**What to do**
Could you return every line of the records below that contains the word "label"?

**Data supplied**

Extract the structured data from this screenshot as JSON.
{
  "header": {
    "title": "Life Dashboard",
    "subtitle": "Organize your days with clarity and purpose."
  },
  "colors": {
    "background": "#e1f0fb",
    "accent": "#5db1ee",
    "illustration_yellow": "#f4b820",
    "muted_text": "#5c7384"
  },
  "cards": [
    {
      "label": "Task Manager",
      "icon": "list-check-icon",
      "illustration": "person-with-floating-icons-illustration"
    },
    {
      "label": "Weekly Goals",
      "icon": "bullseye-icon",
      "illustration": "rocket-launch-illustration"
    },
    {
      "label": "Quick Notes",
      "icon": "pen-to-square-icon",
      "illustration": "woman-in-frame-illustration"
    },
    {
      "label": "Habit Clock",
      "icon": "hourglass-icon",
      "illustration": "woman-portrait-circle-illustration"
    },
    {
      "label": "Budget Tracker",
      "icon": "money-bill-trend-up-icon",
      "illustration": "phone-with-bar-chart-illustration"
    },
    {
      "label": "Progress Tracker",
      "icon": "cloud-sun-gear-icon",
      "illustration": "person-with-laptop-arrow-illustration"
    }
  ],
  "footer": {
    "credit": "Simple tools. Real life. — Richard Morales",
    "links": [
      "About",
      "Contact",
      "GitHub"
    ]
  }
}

**Task output**
      "label": "Task Manager",
      "label": "Weekly Goals",
      "label": "Quick Notes",
      "label": "Habit Clock",
      "label": "Budget Tracker",
      "label": "Progress Tracker",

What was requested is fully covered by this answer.